Kupchan not only ignores the Founders' messianic globalism but claims that isolationism held sway throughout the 19th century. He overlooks the exceptionally aggressive ideas of Abraham Lincoln, who shared the Founders' interpretation of natural rights as a doctrine of imperial obligation. As the historian John Patrick Diggins has put it, Lincoln treated the claim "all men are created equal" as "a moral imperative rather than as a scientific postulate." The conquest, occupation, and reconstruction of the defeated Confederate states followed this line of thinking.

For Kupchan, the first "notable departure" from isolationist thought was the Spanish-American War. He acknowledges that the term isolationist was coined during this period by the war's proponents as a slur against anti-imperialists. It implied that those who opposed the conquest and colonization of foreign lands and the "march of American civilization" were blinkered, anti-modern curmudgeons.

Kupchan's second "departure" was Woodrow Wilson's campaign to send hundreds of thousands of young Americans to fight and die in Europe. After that, Kupchan says, the U.S. entered a period of "naive" "abdication" of the duty to protect the world from Imperial Japan and Nazi Germany. Leaving aside questions about whether either regime possessed the desire or ability to expand beyond its geographical region, we know that most ordinary Americans during the notorious "isolationist era" of the 1920s and 1930s were interested in shielding themselves from war, not the world.

Opinion polls conducted in the 1930s did show that a majority of Americans opposed military interventions abroad. But when they were allowed, Americans voted overwhelmingly—with their wallets and their feet—for engagement with the world through trade and travel. Despite tariffs on a range of foreign goods, the total value of merchandise imports into the U.S. rose steadily through the 1920s. The number of U.S. visitors to Europe jumped from roughly 15,000 in 1912 to 251,000 in 1929. That same year, 8,500 Americans traveled to Japan, more than ever before. After the devastating Smoot-Hawley Tariff Act was repealed in 1934, imports rose rapidly, despite the global Depression.

Kupchan concedes that in the period between the end of the Second World War and the rise of Donald Trump, isolationism became an epithet as the United States established itself as the most powerful global empire in human history.
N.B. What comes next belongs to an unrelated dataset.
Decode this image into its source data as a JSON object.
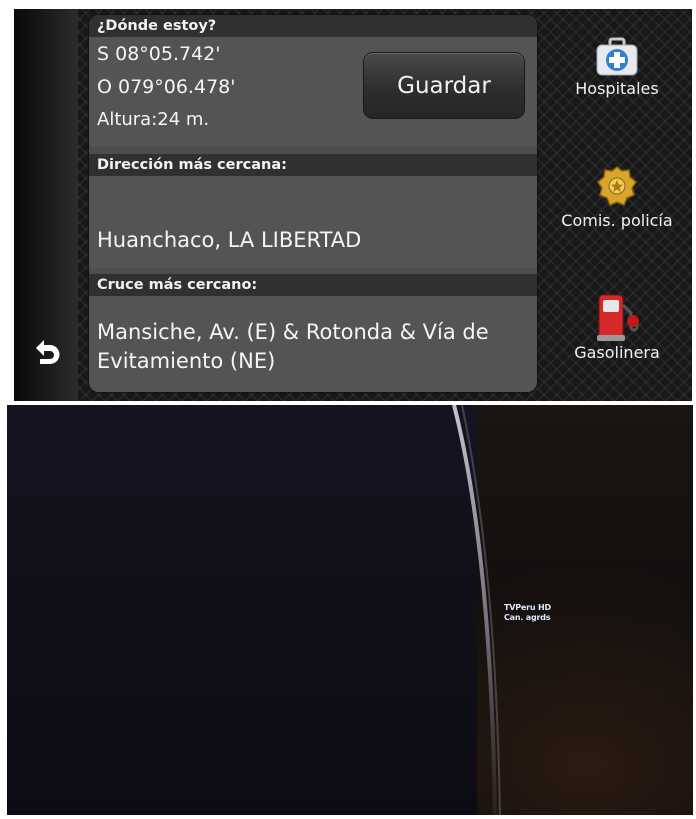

Trump questioned wars of choice, regime changes, nation building, and the very idea that America is obliged to oversee the world, though he didn't follow through on any of these ideas. American troops still remain in Afghanistan and Iraq, and none of the 800 military bases in foreign countries that he inherited has been closed. Nonetheless, Kupchan wrote this book to counter what he sees as a Trumpian threat to the internationalist order.
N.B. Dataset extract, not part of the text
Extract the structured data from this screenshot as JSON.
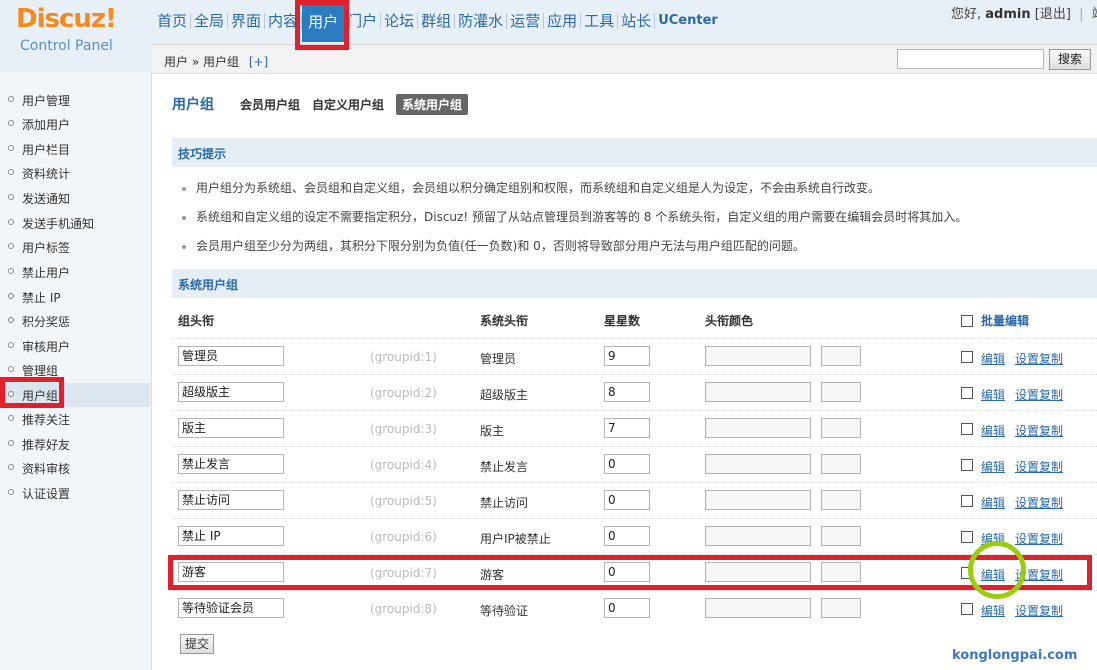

Kupchan believes he's offering a warning: He fears that an overly aggressive set of foreign policies has pushed ordinary Americans and some in the political class to follow Trump in abandoning America's role as the world's hegemon. Kupchan wants the U.S. to reduce much of its military presence in the Middle East, where he considers the policies of recent presidents to be acts of "overreach," but he wants to remain the dominant power in Europe and globally. A little bit of isolationism, judiciously applied, will save American internationalism: "An informed, cautious, and selective pullback is far preferable to a precipitous retreat."
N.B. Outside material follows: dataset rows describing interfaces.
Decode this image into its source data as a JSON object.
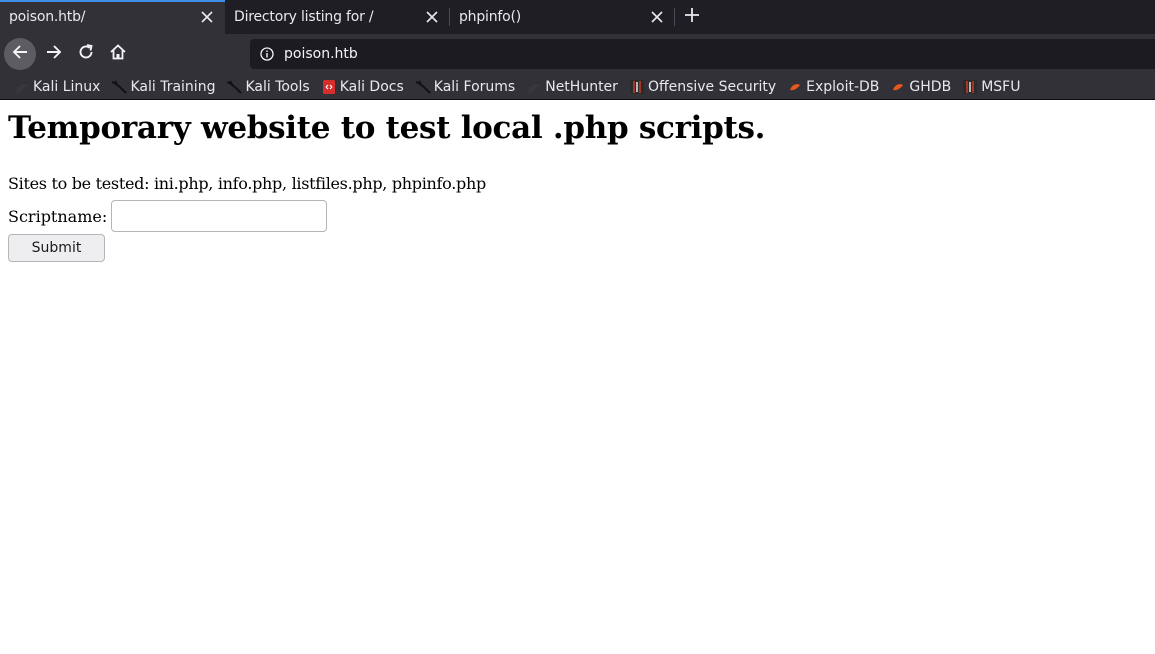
{
  "browser": {
    "tabs": [
      {
        "title": "poison.htb/",
        "active": true
      },
      {
        "title": "Directory listing for /",
        "active": false
      },
      {
        "title": "phpinfo()",
        "active": false
      }
    ],
    "url": "poison.htb",
    "bookmarks": [
      {
        "label": "Kali Linux",
        "icon": "kali-dragon-icon"
      },
      {
        "label": "Kali Training",
        "icon": "kali-dragon-icon"
      },
      {
        "label": "Kali Tools",
        "icon": "kali-dragon-icon"
      },
      {
        "label": "Kali Docs",
        "icon": "kali-docs-icon"
      },
      {
        "label": "Kali Forums",
        "icon": "kali-dragon-icon"
      },
      {
        "label": "NetHunter",
        "icon": "nethunter-icon"
      },
      {
        "label": "Offensive Security",
        "icon": "offsec-icon"
      },
      {
        "label": "Exploit-DB",
        "icon": "exploit-db-icon"
      },
      {
        "label": "GHDB",
        "icon": "ghdb-icon"
      },
      {
        "label": "MSFU",
        "icon": "offsec-icon"
      }
    ],
    "colors": {
      "tabstrip": "#1f1e25",
      "toolbar": "#323138",
      "urlbar": "#1c1b22",
      "active_tab_accent": "#3e8ee8"
    }
  },
  "page": {
    "heading": "Temporary website to test local .php scripts.",
    "sites_text": "Sites to be tested: ini.php, info.php, listfiles.php, phpinfo.php",
    "script_label": "Scriptname:",
    "script_value": "",
    "submit_label": "Submit"
  }
}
Nothing in U.S. history suggests that ordinary Americans are isolationists—but nothing suggests they've embraced international adventurism either. The fact that the federal government needed to rely on conscription to fight each major war from the Civil War to Vietnam, and is now relying on aerial bombing and small Special Forces operations rather than drafted soldiers to do most of its killing in foreign lands, suggests that it is only the political class that stands between us and a new, unplanned and ungoverned world order.